What you have to do: Search through the entries for the word "listeners" and copy every line that has it.

Material provided:
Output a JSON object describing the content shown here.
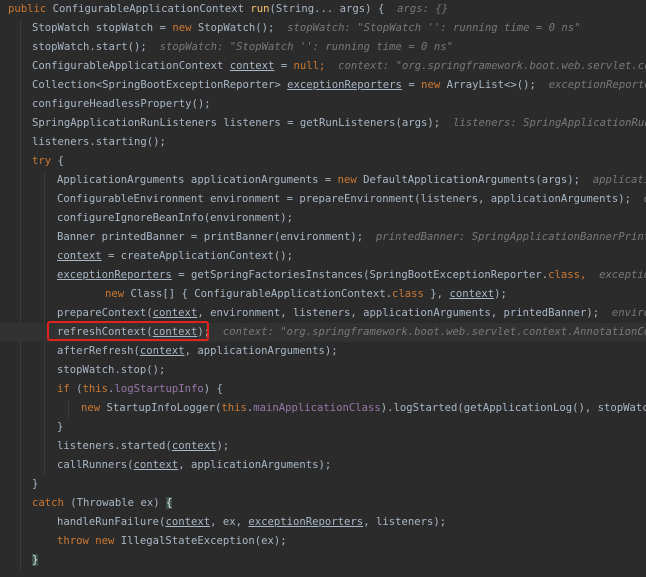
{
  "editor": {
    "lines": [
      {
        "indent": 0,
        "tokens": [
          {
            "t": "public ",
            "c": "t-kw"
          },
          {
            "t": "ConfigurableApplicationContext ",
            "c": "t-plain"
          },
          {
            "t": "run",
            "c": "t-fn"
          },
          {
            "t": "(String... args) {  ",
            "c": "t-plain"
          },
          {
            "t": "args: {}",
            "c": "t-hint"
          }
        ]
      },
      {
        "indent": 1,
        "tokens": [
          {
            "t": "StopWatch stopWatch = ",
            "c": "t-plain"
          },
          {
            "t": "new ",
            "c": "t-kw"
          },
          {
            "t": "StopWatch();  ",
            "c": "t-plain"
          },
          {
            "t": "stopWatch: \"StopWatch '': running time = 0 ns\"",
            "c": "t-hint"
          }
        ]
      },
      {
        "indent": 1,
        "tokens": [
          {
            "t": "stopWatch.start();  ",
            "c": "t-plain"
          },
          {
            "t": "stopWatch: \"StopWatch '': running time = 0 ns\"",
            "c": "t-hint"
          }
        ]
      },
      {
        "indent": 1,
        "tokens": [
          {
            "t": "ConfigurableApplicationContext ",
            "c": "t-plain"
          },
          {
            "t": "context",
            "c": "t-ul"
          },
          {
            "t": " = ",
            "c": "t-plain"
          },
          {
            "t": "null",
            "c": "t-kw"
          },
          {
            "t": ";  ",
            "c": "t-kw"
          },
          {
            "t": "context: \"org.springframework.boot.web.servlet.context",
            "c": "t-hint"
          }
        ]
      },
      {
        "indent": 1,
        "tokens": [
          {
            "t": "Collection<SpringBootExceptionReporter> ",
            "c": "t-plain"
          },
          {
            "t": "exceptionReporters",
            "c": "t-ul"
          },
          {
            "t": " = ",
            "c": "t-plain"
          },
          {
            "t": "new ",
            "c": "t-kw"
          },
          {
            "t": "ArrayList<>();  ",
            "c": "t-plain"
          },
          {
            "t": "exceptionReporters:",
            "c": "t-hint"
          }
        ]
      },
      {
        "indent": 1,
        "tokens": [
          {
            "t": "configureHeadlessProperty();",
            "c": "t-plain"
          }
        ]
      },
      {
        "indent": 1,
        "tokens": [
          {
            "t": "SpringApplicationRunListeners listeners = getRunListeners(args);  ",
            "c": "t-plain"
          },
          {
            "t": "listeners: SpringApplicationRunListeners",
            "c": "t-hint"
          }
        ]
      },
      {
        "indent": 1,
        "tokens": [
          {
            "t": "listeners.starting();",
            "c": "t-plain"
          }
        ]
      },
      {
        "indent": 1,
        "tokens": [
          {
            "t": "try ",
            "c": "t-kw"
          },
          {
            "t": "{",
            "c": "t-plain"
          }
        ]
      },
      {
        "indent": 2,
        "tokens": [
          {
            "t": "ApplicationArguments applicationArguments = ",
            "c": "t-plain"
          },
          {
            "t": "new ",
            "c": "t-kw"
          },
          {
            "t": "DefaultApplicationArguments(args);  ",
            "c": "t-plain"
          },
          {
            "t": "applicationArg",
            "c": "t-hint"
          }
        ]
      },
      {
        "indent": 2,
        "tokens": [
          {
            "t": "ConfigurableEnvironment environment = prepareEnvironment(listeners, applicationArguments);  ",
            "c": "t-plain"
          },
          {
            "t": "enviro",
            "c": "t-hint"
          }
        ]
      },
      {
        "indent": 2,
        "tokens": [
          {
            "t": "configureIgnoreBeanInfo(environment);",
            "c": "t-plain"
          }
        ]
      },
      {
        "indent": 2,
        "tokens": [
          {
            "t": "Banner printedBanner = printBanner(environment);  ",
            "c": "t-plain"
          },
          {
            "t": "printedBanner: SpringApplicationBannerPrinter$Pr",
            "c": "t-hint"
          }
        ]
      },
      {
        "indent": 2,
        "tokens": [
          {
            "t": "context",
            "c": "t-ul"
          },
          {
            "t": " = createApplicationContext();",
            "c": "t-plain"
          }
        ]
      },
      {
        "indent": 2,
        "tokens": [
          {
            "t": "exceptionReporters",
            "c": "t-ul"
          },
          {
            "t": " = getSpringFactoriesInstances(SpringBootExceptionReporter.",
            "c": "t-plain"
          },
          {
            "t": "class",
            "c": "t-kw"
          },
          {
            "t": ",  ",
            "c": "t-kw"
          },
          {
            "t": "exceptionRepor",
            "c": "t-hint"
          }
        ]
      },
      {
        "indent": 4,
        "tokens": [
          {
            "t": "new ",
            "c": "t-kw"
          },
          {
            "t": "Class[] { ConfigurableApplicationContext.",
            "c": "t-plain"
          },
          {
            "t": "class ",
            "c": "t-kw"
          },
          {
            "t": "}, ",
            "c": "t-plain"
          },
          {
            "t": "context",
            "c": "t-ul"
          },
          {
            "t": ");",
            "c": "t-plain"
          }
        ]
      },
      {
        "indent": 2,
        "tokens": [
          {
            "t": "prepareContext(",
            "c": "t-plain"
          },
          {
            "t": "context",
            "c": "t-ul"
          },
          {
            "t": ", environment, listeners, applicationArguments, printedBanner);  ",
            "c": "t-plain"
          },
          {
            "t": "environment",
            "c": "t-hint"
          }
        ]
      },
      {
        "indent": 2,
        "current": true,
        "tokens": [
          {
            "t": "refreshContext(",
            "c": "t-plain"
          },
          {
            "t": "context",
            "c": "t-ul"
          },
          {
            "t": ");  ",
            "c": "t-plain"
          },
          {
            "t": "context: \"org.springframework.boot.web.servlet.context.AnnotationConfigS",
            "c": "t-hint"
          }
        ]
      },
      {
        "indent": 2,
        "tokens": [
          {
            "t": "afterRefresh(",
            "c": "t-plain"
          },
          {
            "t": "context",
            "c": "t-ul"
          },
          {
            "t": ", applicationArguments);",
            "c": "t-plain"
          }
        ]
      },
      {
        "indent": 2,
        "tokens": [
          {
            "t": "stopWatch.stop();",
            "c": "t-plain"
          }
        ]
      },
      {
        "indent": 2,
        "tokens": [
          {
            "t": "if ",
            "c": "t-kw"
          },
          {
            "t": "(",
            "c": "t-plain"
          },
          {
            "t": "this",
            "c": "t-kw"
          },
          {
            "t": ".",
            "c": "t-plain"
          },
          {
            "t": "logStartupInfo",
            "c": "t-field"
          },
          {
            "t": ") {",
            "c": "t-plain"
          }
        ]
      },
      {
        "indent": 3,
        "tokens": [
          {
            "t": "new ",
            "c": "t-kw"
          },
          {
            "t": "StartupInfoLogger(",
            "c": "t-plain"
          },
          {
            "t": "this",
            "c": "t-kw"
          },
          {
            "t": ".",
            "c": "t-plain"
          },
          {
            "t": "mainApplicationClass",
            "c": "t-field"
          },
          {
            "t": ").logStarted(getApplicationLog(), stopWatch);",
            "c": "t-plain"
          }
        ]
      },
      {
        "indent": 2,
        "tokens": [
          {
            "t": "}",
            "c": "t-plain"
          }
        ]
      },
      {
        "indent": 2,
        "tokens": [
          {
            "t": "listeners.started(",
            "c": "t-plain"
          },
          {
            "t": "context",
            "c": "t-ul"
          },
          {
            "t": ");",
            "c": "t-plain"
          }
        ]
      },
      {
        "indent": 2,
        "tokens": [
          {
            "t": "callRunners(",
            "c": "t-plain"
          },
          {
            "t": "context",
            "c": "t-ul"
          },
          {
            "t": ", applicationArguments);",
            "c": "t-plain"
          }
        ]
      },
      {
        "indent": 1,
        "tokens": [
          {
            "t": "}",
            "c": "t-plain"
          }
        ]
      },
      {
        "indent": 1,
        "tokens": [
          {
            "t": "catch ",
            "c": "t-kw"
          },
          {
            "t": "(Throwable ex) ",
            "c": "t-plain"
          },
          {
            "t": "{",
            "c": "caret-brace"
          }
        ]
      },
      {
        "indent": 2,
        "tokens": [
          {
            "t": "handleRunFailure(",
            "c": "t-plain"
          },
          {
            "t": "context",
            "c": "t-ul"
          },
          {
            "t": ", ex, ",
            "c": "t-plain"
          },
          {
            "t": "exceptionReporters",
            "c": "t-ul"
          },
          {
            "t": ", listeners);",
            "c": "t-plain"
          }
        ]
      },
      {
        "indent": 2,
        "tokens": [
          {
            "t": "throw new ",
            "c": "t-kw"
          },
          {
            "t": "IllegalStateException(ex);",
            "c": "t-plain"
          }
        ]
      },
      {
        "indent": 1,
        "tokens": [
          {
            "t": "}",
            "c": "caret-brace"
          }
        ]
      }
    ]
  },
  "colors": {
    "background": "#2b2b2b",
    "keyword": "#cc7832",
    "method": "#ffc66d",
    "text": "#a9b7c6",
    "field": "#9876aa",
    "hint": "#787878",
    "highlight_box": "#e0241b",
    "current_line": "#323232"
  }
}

Exercise solution:
            "t": "SpringApplicationRunListeners listeners = getRunListeners(args);  ",
            "t": "listeners: SpringApplicationRunListeners",
            "t": "listeners.starting();",
            "t": "ConfigurableEnvironment environment = prepareEnvironment(listeners, applicationArguments);  ",
            "t": ", environment, listeners, applicationArguments, printedBanner);  ",
            "t": "listeners.started(",
            "t": ", listeners);",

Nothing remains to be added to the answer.